If you get bored enough, this is pure poetry. For example, the rice pilaf and the sliced beets are on Rincon Ave. The dill weed and the Hefty bags are on San Tomas Expressway. You’ll find diapers and crackers on Civic Center Drive. The canned chili is on Highway 17, while North 2nd and Budd are the frozen food aisles. I’m laughing out loud in the Safeway aisle as I write this stuff down. People are staring at me.
One could literally play this game all night, which only confirms I wouldn’t last ten minutes as a Safeway employee. I’d mess with the customers too much. If someone asked me, “Where’s the wheat germ?” I’d then say, “It’s over there on Winchester, but it used to be called Santa Clara-Los Gatos Road.”
Following Safeway, a few doors down, nothing remotely as entertaining seems to unfold inside the Dollar Tree, a bland, dismal place if ever there was one. The $1.25 bottles of black-market Palmolive selling like crazy seem like the only poetic material I can find. So, at that point, I leave.

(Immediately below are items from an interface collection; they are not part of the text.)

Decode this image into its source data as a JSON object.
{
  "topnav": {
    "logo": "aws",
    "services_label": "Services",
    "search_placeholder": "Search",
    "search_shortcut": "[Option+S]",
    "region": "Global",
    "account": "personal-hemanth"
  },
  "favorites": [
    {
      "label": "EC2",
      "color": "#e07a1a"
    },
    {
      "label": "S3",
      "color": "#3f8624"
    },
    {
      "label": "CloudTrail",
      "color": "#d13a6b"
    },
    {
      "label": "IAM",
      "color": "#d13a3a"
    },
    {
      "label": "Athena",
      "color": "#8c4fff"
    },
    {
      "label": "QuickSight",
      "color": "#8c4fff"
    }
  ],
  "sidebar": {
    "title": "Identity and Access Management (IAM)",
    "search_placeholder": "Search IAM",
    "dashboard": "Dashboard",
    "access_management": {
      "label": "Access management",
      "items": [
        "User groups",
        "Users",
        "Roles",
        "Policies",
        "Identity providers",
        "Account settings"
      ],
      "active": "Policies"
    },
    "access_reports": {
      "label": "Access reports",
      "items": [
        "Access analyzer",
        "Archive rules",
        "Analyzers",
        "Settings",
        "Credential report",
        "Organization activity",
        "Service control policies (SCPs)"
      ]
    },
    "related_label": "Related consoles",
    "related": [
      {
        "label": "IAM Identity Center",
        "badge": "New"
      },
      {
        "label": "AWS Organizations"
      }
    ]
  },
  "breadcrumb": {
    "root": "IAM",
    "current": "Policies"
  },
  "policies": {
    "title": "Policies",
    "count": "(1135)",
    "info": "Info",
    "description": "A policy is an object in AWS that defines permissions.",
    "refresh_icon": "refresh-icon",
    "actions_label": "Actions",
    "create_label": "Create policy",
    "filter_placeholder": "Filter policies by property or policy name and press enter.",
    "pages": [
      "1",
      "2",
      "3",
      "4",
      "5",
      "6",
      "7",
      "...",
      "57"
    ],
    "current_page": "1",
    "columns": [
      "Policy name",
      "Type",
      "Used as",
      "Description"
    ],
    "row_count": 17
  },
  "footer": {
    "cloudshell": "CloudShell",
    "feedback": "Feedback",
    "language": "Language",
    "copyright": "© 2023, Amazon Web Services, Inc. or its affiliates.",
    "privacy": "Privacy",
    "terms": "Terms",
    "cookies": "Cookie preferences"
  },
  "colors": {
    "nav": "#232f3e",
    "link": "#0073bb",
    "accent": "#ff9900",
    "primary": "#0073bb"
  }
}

Fortunately, then comes another masterpiece: Little Lou’s BBQ. Americana at its purest. Slabs of meat, fried chicken or potato salad on every plate. Rolls of paper towels at every single table. Tall cans of PBR in the bar area. Baseball and blues ephemera covering the walls, floor to ceiling. Shaving commercials on every television. And of course, senior couples having more fun dancing to “Long Train Running” than anyone half their age.
As if that were not enough, in the hallway, on the wall, I see encased in glass a Metro story about Frank Stallone’s epic landmark appearance in 2014. Man. Little Lou’s, ladies and gentlemen, there you have it.
I’m not being sarcastic. I know at least a dozen incredible musicians that regularly gig at Little Lou’s, a raging scene, even if it feels like Branson, Missouri, on certain nights.
Yes, there is much more to Campbell Plaza, of course. Off the Hook Sports Bar. Ricos Tacos. Fine Fretted String Instruments. In the end, my soul becomes more poetic than before.